| LISTED RECORDS |
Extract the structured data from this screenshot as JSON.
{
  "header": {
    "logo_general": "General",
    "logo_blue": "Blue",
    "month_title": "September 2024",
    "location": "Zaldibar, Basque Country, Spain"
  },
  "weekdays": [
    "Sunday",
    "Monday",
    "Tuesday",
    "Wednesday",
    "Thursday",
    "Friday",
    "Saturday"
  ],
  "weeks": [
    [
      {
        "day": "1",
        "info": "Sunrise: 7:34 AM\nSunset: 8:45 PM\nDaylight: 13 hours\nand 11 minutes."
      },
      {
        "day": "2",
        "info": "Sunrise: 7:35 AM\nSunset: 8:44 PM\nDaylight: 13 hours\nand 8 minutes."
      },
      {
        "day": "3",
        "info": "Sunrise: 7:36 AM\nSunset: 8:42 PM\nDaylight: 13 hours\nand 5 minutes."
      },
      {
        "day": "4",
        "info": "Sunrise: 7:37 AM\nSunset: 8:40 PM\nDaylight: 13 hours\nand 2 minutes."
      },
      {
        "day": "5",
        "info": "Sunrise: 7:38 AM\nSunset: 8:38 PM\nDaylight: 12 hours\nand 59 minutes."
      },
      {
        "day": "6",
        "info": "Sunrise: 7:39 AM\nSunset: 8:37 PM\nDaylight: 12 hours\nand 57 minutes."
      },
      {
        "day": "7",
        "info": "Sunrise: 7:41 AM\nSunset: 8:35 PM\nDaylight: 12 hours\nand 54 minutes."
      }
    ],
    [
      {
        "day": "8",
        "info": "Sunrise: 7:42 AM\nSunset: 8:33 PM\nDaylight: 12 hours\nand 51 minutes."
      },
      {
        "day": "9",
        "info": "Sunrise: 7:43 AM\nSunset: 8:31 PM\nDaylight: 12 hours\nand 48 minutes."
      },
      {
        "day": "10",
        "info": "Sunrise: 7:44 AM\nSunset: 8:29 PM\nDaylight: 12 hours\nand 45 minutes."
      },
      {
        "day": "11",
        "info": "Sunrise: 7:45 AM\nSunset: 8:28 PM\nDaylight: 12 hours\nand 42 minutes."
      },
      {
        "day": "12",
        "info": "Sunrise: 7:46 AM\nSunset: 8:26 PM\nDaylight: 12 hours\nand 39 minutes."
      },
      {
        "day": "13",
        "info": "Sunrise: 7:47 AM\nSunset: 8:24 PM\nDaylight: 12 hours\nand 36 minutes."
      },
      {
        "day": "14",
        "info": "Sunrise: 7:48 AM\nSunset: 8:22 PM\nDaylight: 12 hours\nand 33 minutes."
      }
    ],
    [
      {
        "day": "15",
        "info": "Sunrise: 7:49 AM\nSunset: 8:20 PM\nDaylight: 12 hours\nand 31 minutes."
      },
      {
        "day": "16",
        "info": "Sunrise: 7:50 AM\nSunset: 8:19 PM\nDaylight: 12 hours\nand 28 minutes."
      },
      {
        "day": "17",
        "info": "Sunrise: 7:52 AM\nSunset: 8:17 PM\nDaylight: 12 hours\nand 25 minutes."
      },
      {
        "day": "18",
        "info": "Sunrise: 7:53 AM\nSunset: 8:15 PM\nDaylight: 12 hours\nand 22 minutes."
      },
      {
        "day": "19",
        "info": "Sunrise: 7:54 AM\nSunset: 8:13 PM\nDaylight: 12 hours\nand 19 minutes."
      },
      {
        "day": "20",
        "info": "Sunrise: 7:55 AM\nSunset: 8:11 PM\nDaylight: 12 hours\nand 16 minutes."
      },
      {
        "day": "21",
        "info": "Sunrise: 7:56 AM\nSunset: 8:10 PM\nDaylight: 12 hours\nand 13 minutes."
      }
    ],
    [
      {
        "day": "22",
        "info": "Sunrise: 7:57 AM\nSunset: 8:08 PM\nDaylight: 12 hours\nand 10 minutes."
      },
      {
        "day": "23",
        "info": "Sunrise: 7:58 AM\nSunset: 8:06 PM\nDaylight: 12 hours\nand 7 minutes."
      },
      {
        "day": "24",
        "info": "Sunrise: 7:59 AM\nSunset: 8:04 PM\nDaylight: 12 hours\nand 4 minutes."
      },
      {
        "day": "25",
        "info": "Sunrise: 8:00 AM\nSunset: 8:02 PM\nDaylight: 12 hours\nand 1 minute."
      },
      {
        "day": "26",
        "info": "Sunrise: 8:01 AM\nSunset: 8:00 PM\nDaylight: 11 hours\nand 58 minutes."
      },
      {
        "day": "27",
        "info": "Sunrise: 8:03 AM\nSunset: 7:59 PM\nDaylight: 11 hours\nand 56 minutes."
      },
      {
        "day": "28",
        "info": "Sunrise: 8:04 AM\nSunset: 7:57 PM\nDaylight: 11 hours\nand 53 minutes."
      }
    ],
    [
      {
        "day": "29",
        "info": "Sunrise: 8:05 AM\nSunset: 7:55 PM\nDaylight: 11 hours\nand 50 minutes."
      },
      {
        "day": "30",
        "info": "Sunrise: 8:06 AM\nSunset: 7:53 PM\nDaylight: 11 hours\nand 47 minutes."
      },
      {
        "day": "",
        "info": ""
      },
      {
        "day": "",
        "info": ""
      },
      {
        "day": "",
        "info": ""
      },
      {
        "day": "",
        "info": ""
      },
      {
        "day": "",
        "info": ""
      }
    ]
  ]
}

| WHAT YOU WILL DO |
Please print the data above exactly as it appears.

| ANSWER TO THIS PROBLEM |
Extract the structured data from this screenshot as JSON.
{
  "header": {
    "logo_general": "General",
    "logo_blue": "Blue",
    "month_title": "September 2024",
    "location": "Zaldibar, Basque Country, Spain"
  },
  "weekdays": [
    "Sunday",
    "Monday",
    "Tuesday",
    "Wednesday",
    "Thursday",
    "Friday",
    "Saturday"
  ],
  "weeks": [
    [
      {
        "day": "1",
        "info": "Sunrise: 7:34 AM\nSunset: 8:45 PM\nDaylight: 13 hours\nand 11 minutes."
      },
      {
        "day": "2",
        "info": "Sunrise: 7:35 AM\nSunset: 8:44 PM\nDaylight: 13 hours\nand 8 minutes."
      },
      {
        "day": "3",
        "info": "Sunrise: 7:36 AM\nSunset: 8:42 PM\nDaylight: 13 hours\nand 5 minutes."
      },
      {
        "day": "4",
        "info": "Sunrise: 7:37 AM\nSunset: 8:40 PM\nDaylight: 13 hours\nand 2 minutes."
      },
      {
        "day": "5",
        "info": "Sunrise: 7:38 AM\nSunset: 8:38 PM\nDaylight: 12 hours\nand 59 minutes."
      },
      {
        "day": "6",
        "info": "Sunrise: 7:39 AM\nSunset: 8:37 PM\nDaylight: 12 hours\nand 57 minutes."
      },
      {
        "day": "7",
        "info": "Sunrise: 7:41 AM\nSunset: 8:35 PM\nDaylight: 12 hours\nand 54 minutes."
      }
    ],
    [
      {
        "day": "8",
        "info": "Sunrise: 7:42 AM\nSunset: 8:33 PM\nDaylight: 12 hours\nand 51 minutes."
      },
      {
        "day": "9",
        "info": "Sunrise: 7:43 AM\nSunset: 8:31 PM\nDaylight: 12 hours\nand 48 minutes."
      },
      {
        "day": "10",
        "info": "Sunrise: 7:44 AM\nSunset: 8:29 PM\nDaylight: 12 hours\nand 45 minutes."
      },
      {
        "day": "11",
        "info": "Sunrise: 7:45 AM\nSunset: 8:28 PM\nDaylight: 12 hours\nand 42 minutes."
      },
      {
        "day": "12",
        "info": "Sunrise: 7:46 AM\nSunset: 8:26 PM\nDaylight: 12 hours\nand 39 minutes."
      },
      {
        "day": "13",
        "info": "Sunrise: 7:47 AM\nSunset: 8:24 PM\nDaylight: 12 hours\nand 36 minutes."
      },
      {
        "day": "14",
        "info": "Sunrise: 7:48 AM\nSunset: 8:22 PM\nDaylight: 12 hours\nand 33 minutes."
      }
    ],
    [
      {
        "day": "15",
        "info": "Sunrise: 7:49 AM\nSunset: 8:20 PM\nDaylight: 12 hours\nand 31 minutes."
      },
      {
        "day": "16",
        "info": "Sunrise: 7:50 AM\nSunset: 8:19 PM\nDaylight: 12 hours\nand 28 minutes."
      },
      {
        "day": "17",
        "info": "Sunrise: 7:52 AM\nSunset: 8:17 PM\nDaylight: 12 hours\nand 25 minutes."
      },
      {
        "day": "18",
        "info": "Sunrise: 7:53 AM\nSunset: 8:15 PM\nDaylight: 12 hours\nand 22 minutes."
      },
      {
        "day": "19",
        "info": "Sunrise: 7:54 AM\nSunset: 8:13 PM\nDaylight: 12 hours\nand 19 minutes."
      },
      {
        "day": "20",
        "info": "Sunrise: 7:55 AM\nSunset: 8:11 PM\nDaylight: 12 hours\nand 16 minutes."
      },
      {
        "day": "21",
        "info": "Sunrise: 7:56 AM\nSunset: 8:10 PM\nDaylight: 12 hours\nand 13 minutes."
      }
    ],
    [
      {
        "day": "22",
        "info": "Sunrise: 7:57 AM\nSunset: 8:08 PM\nDaylight: 12 hours\nand 10 minutes."
      },
      {
        "day": "23",
        "info": "Sunrise: 7:58 AM\nSunset: 8:06 PM\nDaylight: 12 hours\nand 7 minutes."
      },
      {
        "day": "24",
        "info": "Sunrise: 7:59 AM\nSunset: 8:04 PM\nDaylight: 12 hours\nand 4 minutes."
      },
      {
        "day": "25",
        "info": "Sunrise: 8:00 AM\nSunset: 8:02 PM\nDaylight: 12 hours\nand 1 minute."
      },
      {
        "day": "26",
        "info": "Sunrise: 8:01 AM\nSunset: 8:00 PM\nDaylight: 11 hours\nand 58 minutes."
      },
      {
        "day": "27",
        "info": "Sunrise: 8:03 AM\nSunset: 7:59 PM\nDaylight: 11 hours\nand 56 minutes."
      },
      {
        "day": "28",
        "info": "Sunrise: 8:04 AM\nSunset: 7:57 PM\nDaylight: 11 hours\nand 53 minutes."
      }
    ],
    [
      {
        "day": "29",
        "info": "Sunrise: 8:05 AM\nSunset: 7:55 PM\nDaylight: 11 hours\nand 50 minutes."
      },
      {
        "day": "30",
        "info": "Sunrise: 8:06 AM\nSunset: 7:53 PM\nDaylight: 11 hours\nand 47 minutes."
      },
      {
        "day": "",
        "info": ""
      },
      {
        "day": "",
        "info": ""
      },
      {
        "day": "",
        "info": ""
      },
      {
        "day": "",
        "info": ""
      },
      {
        "day": "",
        "info": ""
      }
    ]
  ]
}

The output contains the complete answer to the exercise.